by Adriana Millar, Senior Staff Writer

Former American University of Beirut President Peter Dorman spoke last week about education in the Middle East.

The talk, titled “The Challenges of the U.S. Higher Education Model in a Dynamic, Contentious Middle East,” was part of the annual Hostler Lecture Series, which was hosted by the Charles W. Hostler Institute on World Affairs and co-sponsored by the Center for Islamic and Arabic Studies.

Dorman spoke anecdotally about his experience as the former president of AUB, from admitting the Syrian Minister of Interior to the school’s medical center without the public finding out, to enforcing Title IX policies within the school in a country that has limited legal protection against sexual assault.

Dorman also shared his thoughts on the educational landscape of the Middle East.

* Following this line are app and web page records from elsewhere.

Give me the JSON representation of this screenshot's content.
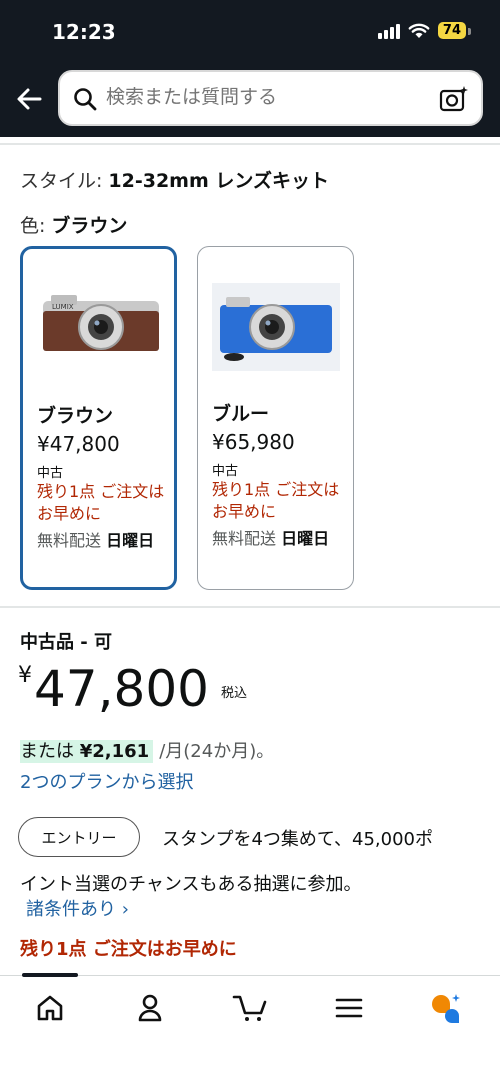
{
  "status": {
    "time": "12:23",
    "battery": "74"
  },
  "search": {
    "placeholder": "検索または質問する"
  },
  "style": {
    "label": "スタイル:",
    "value": "12-32mm レンズキット"
  },
  "color": {
    "label": "色:",
    "value": "ブラウン"
  },
  "variants": [
    {
      "name": "ブラウン",
      "price": "¥47,800",
      "condition": "中古",
      "stock": "残り1点 ご注文はお早めに",
      "ship_prefix": "無料配送",
      "ship_day": "日曜日",
      "selected": true,
      "body_color": "#6b3a2a"
    },
    {
      "name": "ブルー",
      "price": "¥65,980",
      "condition": "中古",
      "stock": "残り1点 ご注文はお早めに",
      "ship_prefix": "無料配送",
      "ship_day": "日曜日",
      "selected": false,
      "body_color": "#2a6fd6"
    }
  ],
  "offer": {
    "condition_title": "中古品 - 可",
    "price_symbol": "¥",
    "price": "47,800",
    "tax": "税込",
    "installment_prefix": "または",
    "installment_amount": "¥2,161",
    "installment_suffix": "/月(24か月)。",
    "plans_link": "2つのプランから選択",
    "entry_button": "エントリー",
    "promo_line1": "スタンプを4つ集めて、45,000ポ",
    "promo_line2": "イント当選のチャンスもある抽選に参加。",
    "terms_link": "諸条件あり ›",
    "stock_notice": "残り1点 ご注文はお早めに"
  },
  "colors": {
    "header_bg": "#131921",
    "link": "#2162a1",
    "alert": "#b12704",
    "selected_border": "#2162a1",
    "installment_highlight": "#d6f5e6"
  },
  "bottom_nav": [
    "home-icon",
    "account-icon",
    "cart-icon",
    "menu-icon",
    "rufus-icon"
  ]
}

He championed an emphasis on a liberal arts education.

“A liberal arts education seeks to provide an understanding of the ways in which the human mind has inquired, and continues to inquire, into it’s own self awareness,” he said at the event.

Dorman stepped down July 2015 after serving seven years as the president of American University of Beirut, the leading university in the Middle East since 1866, said Chinyeh Hostler, wife of Ambassador Charles W. Hostler and close friend of Dorman.

“I hope (SDSU students) take away a deeper understanding of who Dr. Dorman truly is and what his scholastic contributions have been throughout the years,” she said.

The lecture also provided attendees a chance to gain a more international perspective.

“It’s good to know like what other students, what other people like us are experiencing in other countries and to recognize our own privilege in the sense that what we take for granted in our university doesn’t come so easy all over the world,” said computer science senior Osama Alkhawaja.

Although the majority of the audience were members of the public, a handful of SDSU students attended the event.

ISCOR freshman Nicole Nicolas appreciated Dorman’s words on education and how the U.S. influences the youth in the Middle East.

“I think he gave really good insight on Middle East and U.S. relations, other than political and economic aspects,” she said.

However, a few students were more critical of the talk.

Alkhawaja thought Dorman was inconsistent in his values.

“A lot of times he would emphasize that it’s important to have the local people or the indigenous population come up with their own solutions, and that they need to be the ones to conspire to lead the way to pave the way to a new tomorrow in their own homeland,” he said, “But then he would constantly switch to saying that the western model needs to be implemented.”

ISCOR senior Stav Geffner said the lecture reaffirmed her thoughts on the institutional perspective on education society in Lebanon.

“I’m glad I came because I haven’t thought about the ways in which the ivory tower is an imperialistic tool in a long time and the ways in which our notions of humanitarianism, communitarianism and cultural cooperation and exchange are basically our own agendas,” she said.